Interface dataset entries
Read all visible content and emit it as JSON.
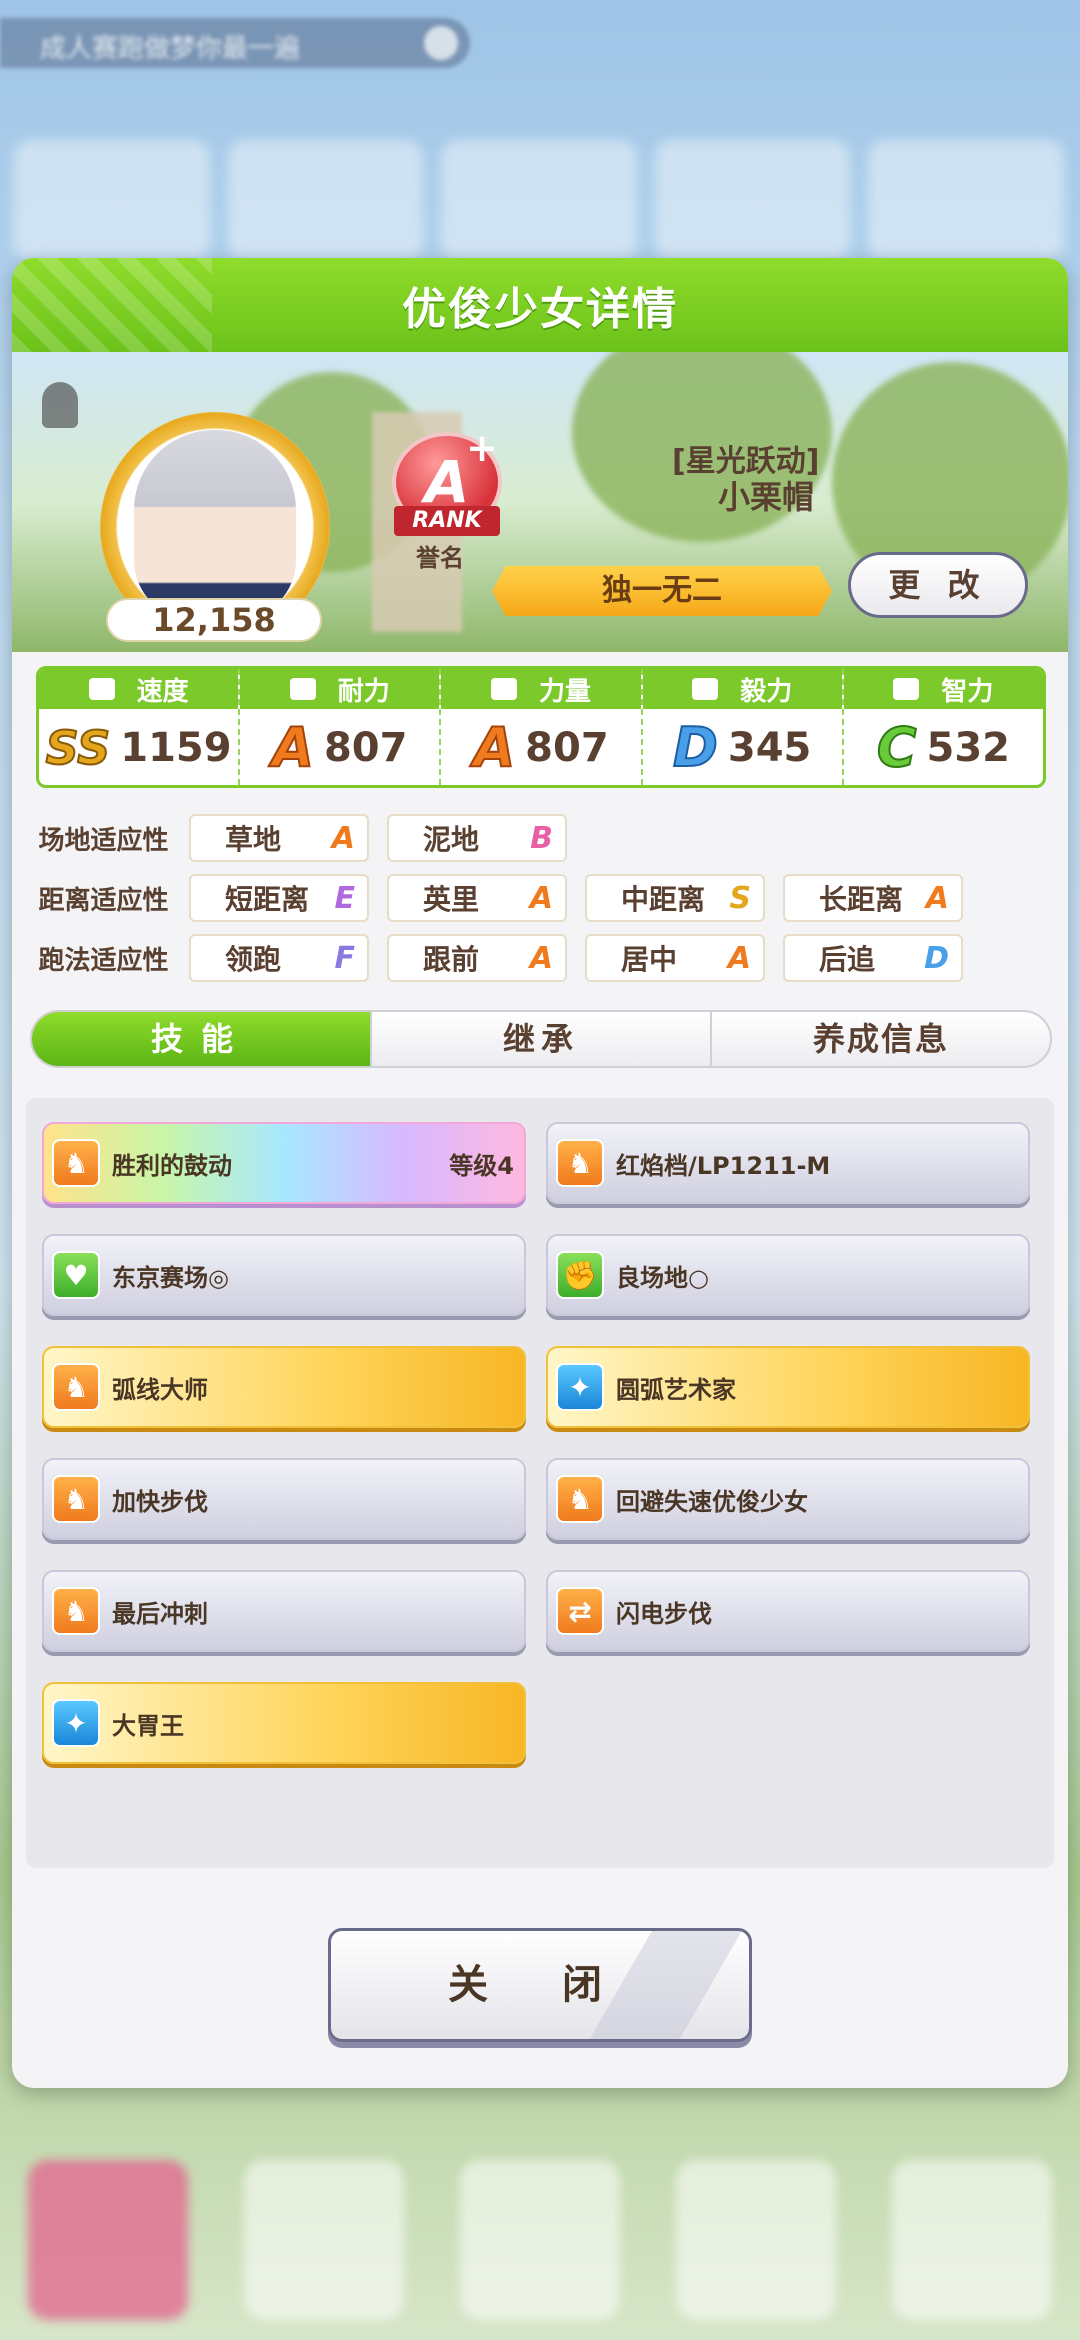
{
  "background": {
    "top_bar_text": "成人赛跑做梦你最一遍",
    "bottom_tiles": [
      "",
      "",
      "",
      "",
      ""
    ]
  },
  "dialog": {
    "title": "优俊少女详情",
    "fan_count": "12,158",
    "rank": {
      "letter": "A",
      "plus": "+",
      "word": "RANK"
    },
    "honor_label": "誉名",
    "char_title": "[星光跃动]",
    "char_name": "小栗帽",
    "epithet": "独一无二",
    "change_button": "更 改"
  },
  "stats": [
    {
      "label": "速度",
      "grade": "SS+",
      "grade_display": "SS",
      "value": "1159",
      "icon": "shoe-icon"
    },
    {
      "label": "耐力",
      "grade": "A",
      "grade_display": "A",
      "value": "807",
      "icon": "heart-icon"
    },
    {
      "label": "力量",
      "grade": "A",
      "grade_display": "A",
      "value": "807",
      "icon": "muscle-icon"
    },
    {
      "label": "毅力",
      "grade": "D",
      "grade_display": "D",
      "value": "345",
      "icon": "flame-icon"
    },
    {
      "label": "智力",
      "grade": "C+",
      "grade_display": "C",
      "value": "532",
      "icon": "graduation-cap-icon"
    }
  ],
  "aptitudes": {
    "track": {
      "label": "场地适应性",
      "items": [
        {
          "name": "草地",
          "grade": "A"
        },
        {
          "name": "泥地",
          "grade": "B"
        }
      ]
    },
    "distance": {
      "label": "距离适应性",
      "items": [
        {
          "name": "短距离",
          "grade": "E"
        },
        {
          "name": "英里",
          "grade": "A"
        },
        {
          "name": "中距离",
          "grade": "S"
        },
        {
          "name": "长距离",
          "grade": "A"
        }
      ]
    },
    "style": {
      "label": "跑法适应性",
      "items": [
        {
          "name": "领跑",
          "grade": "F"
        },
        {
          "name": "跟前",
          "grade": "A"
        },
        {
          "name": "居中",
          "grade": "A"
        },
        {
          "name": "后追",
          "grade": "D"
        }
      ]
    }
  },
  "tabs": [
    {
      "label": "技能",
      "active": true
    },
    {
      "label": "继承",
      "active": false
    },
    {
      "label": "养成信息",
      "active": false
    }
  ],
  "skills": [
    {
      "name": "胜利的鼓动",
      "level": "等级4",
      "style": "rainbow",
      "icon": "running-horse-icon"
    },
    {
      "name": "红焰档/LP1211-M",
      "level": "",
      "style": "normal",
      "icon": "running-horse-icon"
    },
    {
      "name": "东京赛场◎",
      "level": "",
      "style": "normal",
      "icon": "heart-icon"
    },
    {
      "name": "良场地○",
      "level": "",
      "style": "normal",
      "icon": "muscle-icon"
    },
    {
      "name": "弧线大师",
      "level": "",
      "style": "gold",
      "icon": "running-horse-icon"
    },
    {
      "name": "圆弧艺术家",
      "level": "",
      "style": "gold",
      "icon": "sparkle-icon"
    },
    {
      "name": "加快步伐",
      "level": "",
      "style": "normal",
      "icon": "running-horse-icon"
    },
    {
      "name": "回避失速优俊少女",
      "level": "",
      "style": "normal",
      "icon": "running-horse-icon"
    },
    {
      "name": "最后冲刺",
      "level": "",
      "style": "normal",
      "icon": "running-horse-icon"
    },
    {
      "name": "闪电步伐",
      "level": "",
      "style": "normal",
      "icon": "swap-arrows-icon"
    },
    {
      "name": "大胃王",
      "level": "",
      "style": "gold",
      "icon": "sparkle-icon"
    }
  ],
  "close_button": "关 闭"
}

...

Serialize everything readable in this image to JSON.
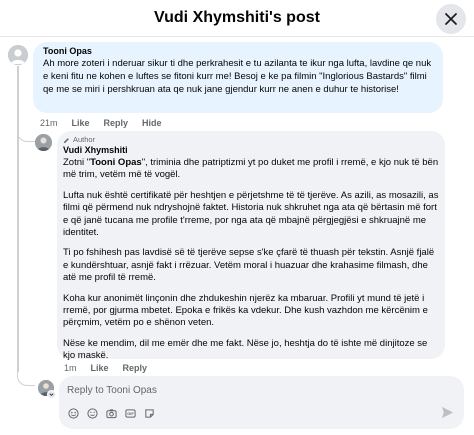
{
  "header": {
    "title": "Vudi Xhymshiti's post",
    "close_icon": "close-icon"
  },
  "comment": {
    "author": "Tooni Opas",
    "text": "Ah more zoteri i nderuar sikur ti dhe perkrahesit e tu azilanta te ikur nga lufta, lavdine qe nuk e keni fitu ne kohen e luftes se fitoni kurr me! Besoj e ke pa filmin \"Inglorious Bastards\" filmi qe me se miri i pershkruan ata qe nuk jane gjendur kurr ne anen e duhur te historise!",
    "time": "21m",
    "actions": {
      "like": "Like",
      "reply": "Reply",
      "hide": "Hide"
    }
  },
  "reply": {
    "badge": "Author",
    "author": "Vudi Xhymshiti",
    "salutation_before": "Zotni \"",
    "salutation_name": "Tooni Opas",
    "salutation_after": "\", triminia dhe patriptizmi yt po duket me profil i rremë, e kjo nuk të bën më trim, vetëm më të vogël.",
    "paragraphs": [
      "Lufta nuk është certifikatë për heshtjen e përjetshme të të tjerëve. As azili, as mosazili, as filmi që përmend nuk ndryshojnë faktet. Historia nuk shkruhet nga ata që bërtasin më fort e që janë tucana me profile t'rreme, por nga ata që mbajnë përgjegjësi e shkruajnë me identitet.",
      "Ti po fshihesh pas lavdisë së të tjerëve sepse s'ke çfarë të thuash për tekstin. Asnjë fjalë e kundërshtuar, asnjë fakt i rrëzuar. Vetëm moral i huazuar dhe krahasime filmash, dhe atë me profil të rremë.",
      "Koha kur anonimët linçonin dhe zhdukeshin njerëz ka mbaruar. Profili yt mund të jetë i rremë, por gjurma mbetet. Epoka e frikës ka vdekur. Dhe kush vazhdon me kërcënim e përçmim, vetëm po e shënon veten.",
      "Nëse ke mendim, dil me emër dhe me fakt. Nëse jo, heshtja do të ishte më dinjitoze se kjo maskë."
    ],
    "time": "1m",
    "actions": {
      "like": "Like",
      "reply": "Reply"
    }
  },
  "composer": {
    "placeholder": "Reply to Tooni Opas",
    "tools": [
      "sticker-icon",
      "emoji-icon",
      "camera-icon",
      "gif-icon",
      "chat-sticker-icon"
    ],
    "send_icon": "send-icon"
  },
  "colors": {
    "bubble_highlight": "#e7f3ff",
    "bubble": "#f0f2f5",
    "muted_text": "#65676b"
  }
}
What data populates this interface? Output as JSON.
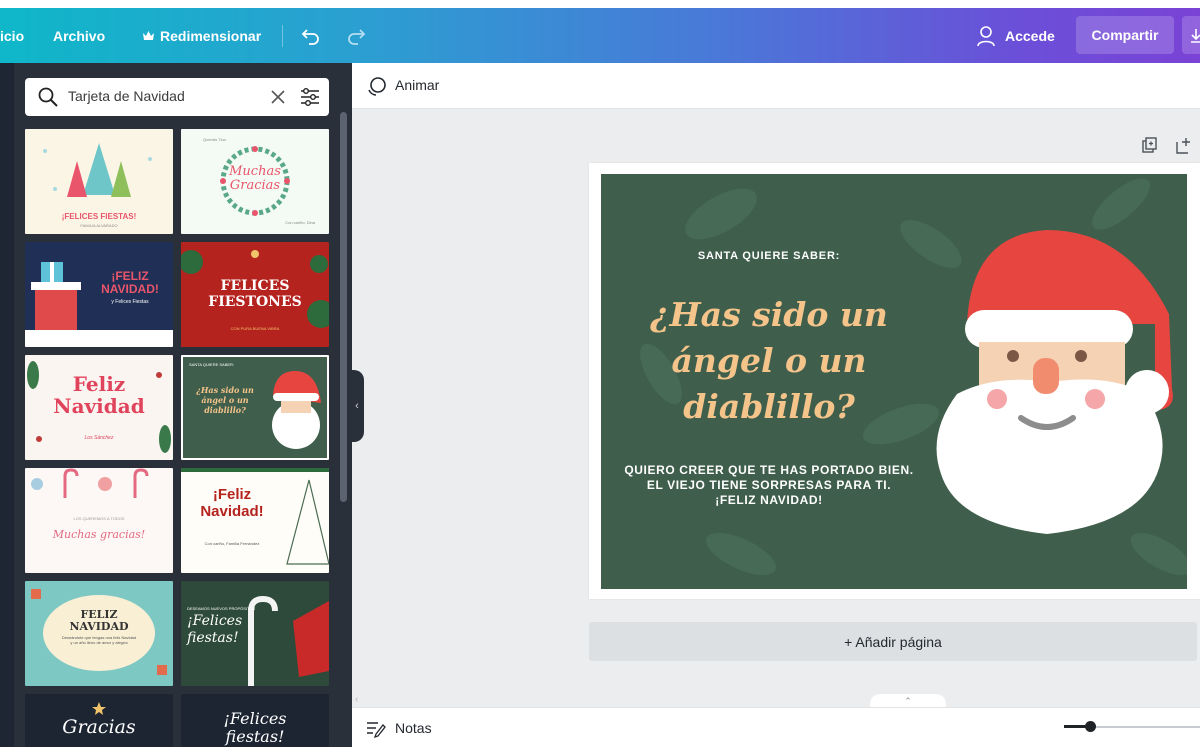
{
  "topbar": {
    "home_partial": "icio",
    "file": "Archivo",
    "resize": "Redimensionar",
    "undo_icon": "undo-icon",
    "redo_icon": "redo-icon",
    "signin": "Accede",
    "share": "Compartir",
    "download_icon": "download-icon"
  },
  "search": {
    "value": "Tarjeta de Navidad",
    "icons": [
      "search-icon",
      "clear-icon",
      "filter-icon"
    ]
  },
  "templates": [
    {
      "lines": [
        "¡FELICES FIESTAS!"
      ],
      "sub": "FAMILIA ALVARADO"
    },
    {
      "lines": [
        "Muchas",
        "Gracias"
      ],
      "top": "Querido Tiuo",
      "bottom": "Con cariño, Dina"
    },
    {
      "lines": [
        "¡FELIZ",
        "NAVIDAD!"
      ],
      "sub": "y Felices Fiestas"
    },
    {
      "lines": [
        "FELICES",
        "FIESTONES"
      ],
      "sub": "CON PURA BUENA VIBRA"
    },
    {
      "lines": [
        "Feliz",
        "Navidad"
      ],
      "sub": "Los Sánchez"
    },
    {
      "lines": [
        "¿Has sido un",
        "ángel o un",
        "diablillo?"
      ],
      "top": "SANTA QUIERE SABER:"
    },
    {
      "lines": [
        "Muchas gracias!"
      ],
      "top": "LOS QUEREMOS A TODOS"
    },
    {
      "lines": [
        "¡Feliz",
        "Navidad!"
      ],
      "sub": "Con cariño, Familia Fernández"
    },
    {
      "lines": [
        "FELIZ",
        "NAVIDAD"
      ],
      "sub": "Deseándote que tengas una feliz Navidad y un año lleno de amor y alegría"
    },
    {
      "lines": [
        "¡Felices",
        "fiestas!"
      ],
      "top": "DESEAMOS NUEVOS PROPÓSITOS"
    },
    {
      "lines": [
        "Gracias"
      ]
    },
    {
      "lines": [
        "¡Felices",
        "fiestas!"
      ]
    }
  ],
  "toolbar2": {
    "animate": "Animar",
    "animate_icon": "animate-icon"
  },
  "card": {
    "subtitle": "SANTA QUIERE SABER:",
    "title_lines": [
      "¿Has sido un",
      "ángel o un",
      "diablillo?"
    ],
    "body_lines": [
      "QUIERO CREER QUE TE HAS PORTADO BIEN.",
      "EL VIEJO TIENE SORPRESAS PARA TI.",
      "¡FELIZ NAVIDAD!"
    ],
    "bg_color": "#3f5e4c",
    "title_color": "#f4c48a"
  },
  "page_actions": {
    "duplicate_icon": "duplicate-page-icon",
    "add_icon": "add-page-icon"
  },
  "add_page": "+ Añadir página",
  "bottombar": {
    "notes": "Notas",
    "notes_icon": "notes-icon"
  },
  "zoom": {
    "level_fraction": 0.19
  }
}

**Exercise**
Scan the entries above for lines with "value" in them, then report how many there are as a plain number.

**Answer for this exercise**
6